If a woman doesn't want a child, she can abort it. If a man doesn't want a child, he has no say in the matter and the government will put him in jail if he doesn't submit to being used as an ATM for 18 years.


Women won. It's time to help out the men, who are the ones at real disadvantage today.

sixtymile
sixtymile

Is it possible that the results of this study show, more significantly, that the most successful social structures require both competitive and non-competitive roles? And also, of course, that the typical male-dominated solution is not the only option.

paf00757
paf00757

So throwing a ball into a bucket makes people more competitive? Perhaps the number of participants were disproportional in both tribes because they needed permission to help conduct the survey?

WienersPeener
WienersPeener

Give them clubs and let them beat each other. Last one standing gets honorary manhood.

bojimbo26
bojimbo26

Sorry , can't read the article , there's an advert in the way .

TruthDetector
TruthDetector

@xxxaudiophilexxx You are exactly correct.  The feminist movement has all but ruined our culture and the evidence abounds to attest to this fact

TruthDetector
TruthDetector

@theihep3 The family name is the mother's?  I have seen signs of feminism in India so "you go girls" and why not leave men alone with the children we are getting to love far more in any case than modern women.

TruthDetector
TruthDetector

@XiraArien1 Now this person speaks not only truth but facts.  The time is soon coming when women will wish they never heard the word feminism that has created this Even the Bible had it right where the woman wanted the tree of knowledge apple than gave it to Adam when they both fell from paradise.  It may be only symbolic but it is happening again before our pathetic western eyes.  My own Mom warned me this was coming in the 80s watching Oprah mouth off in her early years!

TruthDetector
TruthDetector

@sixtymile What a culture needs to realize is the dummies we are here in the west is when a woman is pregnant she needs to be helped, when she breast feeds she needs to be helped and so PEOPLE WAKE UP the man cannot get pregnant nor breast feed so he is naturally the provider outside of the DAM HOME!  God a simpleton can see this but BUT, High Technologies have screwed the families and the Environment plus GOVERNMENT soooooooooooo corrupt caters to the lobby groups like feminists and lazy Unions and so Family businesses, farms, churches, family life and everything naturally good about life goes down the shoot. The west is on its way to total destruction as a result and I pray that third world nations will not go the same route cuz they will regret they ever knew western society as it stands since roughly the late 60s with sex, drugs R & R, the PILL then feminism the final killer!

TruthDetector
TruthDetector

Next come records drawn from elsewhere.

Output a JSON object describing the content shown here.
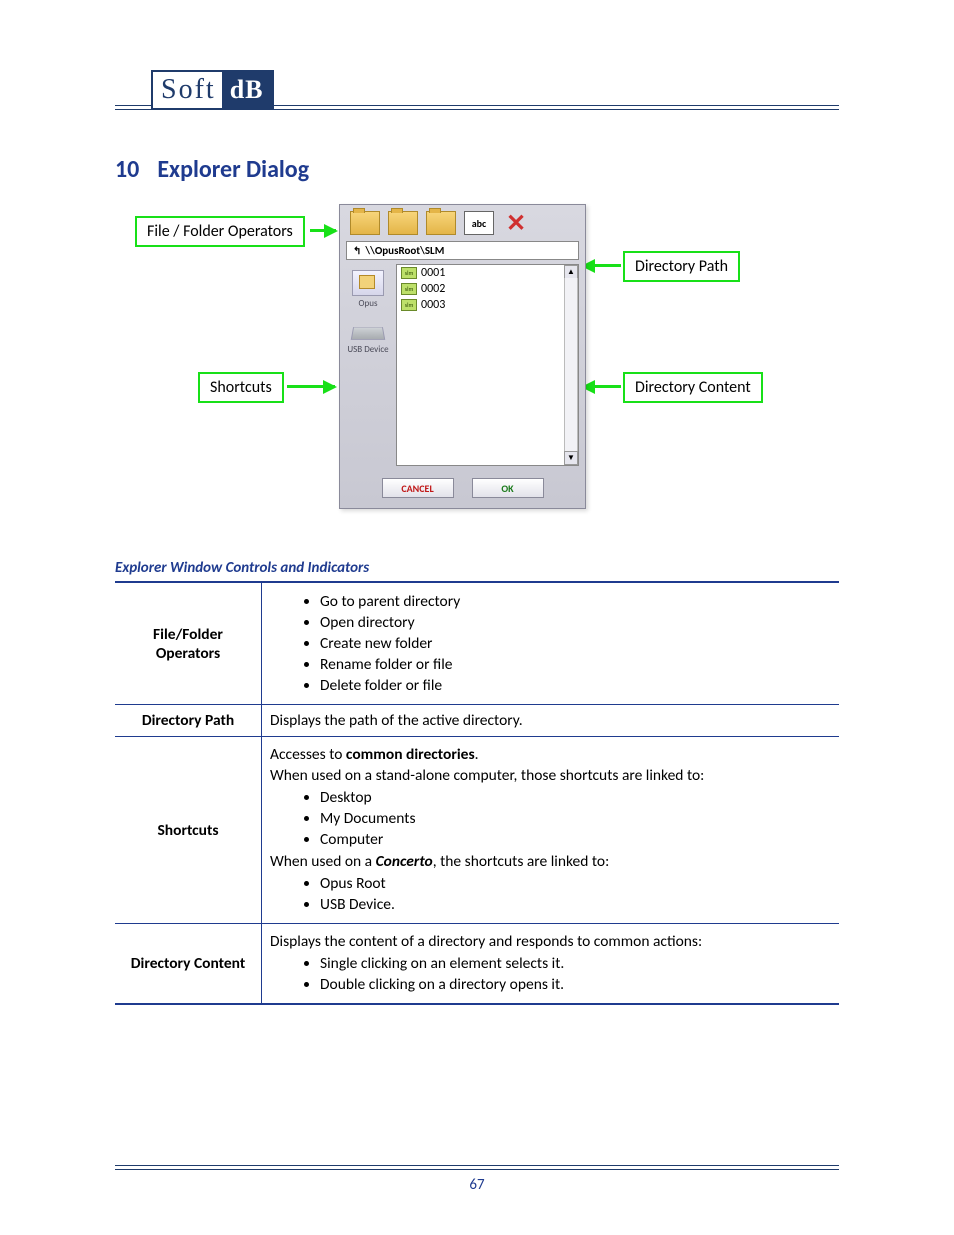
{
  "logo": {
    "left": "Soft",
    "right": "dB"
  },
  "heading": {
    "num": "10",
    "title": "Explorer Dialog"
  },
  "callouts": {
    "operators": "File / Folder Operators",
    "shortcuts": "Shortcuts",
    "path": "Directory Path",
    "content": "Directory Content"
  },
  "dialog": {
    "toolbar": {
      "rename": "abc"
    },
    "path": "\\\\OpusRoot\\SLM",
    "shortcuts": [
      {
        "label": "Opus",
        "type": "opus"
      },
      {
        "label": "USB Device",
        "type": "usb"
      }
    ],
    "items": [
      "0001",
      "0002",
      "0003"
    ],
    "cancel": "CANCEL",
    "ok": "OK"
  },
  "subhead": "Explorer Window Controls and Indicators",
  "table": {
    "r1": {
      "label": "File/Folder Operators",
      "items": [
        "Go to parent directory",
        "Open directory",
        "Create new folder",
        "Rename folder or file",
        "Delete folder or file"
      ]
    },
    "r2": {
      "label": "Directory Path",
      "text": "Displays the path of the active directory."
    },
    "r3": {
      "label": "Shortcuts",
      "intro_a": "Accesses to ",
      "intro_b": "common directories",
      "intro_c": ".",
      "line2": "When used on a stand-alone computer, those shortcuts are linked to:",
      "list1": [
        "Desktop",
        "My Documents",
        "Computer"
      ],
      "mid_a": "When used on a ",
      "mid_b": "Concerto",
      "mid_c": ", the shortcuts are linked to:",
      "list2": [
        "Opus Root",
        "USB Device."
      ]
    },
    "r4": {
      "label": "Directory Content",
      "text": "Displays the content of a directory and responds to common actions:",
      "items": [
        "Single clicking on an element selects it.",
        "Double clicking on a directory opens it."
      ]
    }
  },
  "pagenum": "67"
}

@paf00757 You don't even have to worry about the logistics of this moronic article.  Just read what is written above about different anatomies created by the creator who has to be shocked with the way we have twisted ALL Natural Laws into a hell on earth and it is about time Politicians shut the hell up and churches SPEAK OUT on this topic of women vs men cuz it is sickning and awful.  Since when were we placed here on earth to COMPETE?!?!  Awful!

TruthDetector
TruthDetector

@XiraArien1 Best reply by farrrrrr.  If people cannot read what you have written and accept this as gospel than they are LYING to themselves and God will deal with that.  Thank you as you give me hope